▶ **WORK INSTRUCTION**
Give back all of the data exactly.

▶ **EXERCISE DATA**

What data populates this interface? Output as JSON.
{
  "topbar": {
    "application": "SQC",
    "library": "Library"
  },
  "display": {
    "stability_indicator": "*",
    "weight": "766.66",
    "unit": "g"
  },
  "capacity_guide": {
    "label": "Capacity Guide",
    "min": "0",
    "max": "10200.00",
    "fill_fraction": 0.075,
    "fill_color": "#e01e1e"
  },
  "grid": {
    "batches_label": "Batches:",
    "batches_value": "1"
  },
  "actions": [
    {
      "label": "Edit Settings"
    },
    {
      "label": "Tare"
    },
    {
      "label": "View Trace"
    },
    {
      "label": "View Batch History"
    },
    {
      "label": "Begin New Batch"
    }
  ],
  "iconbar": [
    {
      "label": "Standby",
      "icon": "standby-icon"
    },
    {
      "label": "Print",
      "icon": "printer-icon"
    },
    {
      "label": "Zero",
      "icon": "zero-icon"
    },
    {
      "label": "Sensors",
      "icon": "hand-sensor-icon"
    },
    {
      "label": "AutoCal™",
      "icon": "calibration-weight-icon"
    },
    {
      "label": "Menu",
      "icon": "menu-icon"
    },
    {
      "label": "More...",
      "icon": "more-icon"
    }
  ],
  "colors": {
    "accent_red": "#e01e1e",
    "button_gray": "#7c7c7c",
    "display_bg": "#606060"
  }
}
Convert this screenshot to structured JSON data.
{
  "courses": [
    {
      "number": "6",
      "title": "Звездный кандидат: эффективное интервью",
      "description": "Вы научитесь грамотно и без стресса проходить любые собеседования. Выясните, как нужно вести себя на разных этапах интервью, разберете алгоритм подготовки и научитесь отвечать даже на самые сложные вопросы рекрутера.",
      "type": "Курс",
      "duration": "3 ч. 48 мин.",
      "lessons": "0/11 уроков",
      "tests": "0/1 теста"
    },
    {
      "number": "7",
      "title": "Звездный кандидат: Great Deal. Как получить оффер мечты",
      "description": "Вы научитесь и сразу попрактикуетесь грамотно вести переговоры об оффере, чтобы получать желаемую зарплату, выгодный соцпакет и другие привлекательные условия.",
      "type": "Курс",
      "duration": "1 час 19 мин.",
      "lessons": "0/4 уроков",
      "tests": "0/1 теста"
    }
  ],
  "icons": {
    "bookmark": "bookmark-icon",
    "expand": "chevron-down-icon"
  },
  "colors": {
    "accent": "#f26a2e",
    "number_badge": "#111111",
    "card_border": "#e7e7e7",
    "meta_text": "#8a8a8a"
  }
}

▶ **TASK RESULT**
What data populates this interface? Output as JSON.
{
  "topbar": {
    "application": "SQC",
    "library": "Library"
  },
  "display": {
    "stability_indicator": "*",
    "weight": "766.66",
    "unit": "g"
  },
  "capacity_guide": {
    "label": "Capacity Guide",
    "min": "0",
    "max": "10200.00",
    "fill_fraction": 0.075,
    "fill_color": "#e01e1e"
  },
  "grid": {
    "batches_label": "Batches:",
    "batches_value": "1"
  },
  "actions": [
    {
      "label": "Edit Settings"
    },
    {
      "label": "Tare"
    },
    {
      "label": "View Trace"
    },
    {
      "label": "View Batch History"
    },
    {
      "label": "Begin New Batch"
    }
  ],
  "iconbar": [
    {
      "label": "Standby",
      "icon": "standby-icon"
    },
    {
      "label": "Print",
      "icon": "printer-icon"
    },
    {
      "label": "Zero",
      "icon": "zero-icon"
    },
    {
      "label": "Sensors",
      "icon": "hand-sensor-icon"
    },
    {
      "label": "AutoCal™",
      "icon": "calibration-weight-icon"
    },
    {
      "label": "Menu",
      "icon": "menu-icon"
    },
    {
      "label": "More...",
      "icon": "more-icon"
    }
  ],
  "colors": {
    "accent_red": "#e01e1e",
    "button_gray": "#7c7c7c",
    "display_bg": "#606060"
  }
}
Convert this screenshot to structured JSON data.
{
  "courses": [
    {
      "number": "6",
      "title": "Звездный кандидат: эффективное интервью",
      "description": "Вы научитесь грамотно и без стресса проходить любые собеседования. Выясните, как нужно вести себя на разных этапах интервью, разберете алгоритм подготовки и научитесь отвечать даже на самые сложные вопросы рекрутера.",
      "type": "Курс",
      "duration": "3 ч. 48 мин.",
      "lessons": "0/11 уроков",
      "tests": "0/1 теста"
    },
    {
      "number": "7",
      "title": "Звездный кандидат: Great Deal. Как получить оффер мечты",
      "description": "Вы научитесь и сразу попрактикуетесь грамотно вести переговоры об оффере, чтобы получать желаемую зарплату, выгодный соцпакет и другие привлекательные условия.",
      "type": "Курс",
      "duration": "1 час 19 мин.",
      "lessons": "0/4 уроков",
      "tests": "0/1 теста"
    }
  ],
  "icons": {
    "bookmark": "bookmark-icon",
    "expand": "chevron-down-icon"
  },
  "colors": {
    "accent": "#f26a2e",
    "number_badge": "#111111",
    "card_border": "#e7e7e7",
    "meta_text": "#8a8a8a"
  }
}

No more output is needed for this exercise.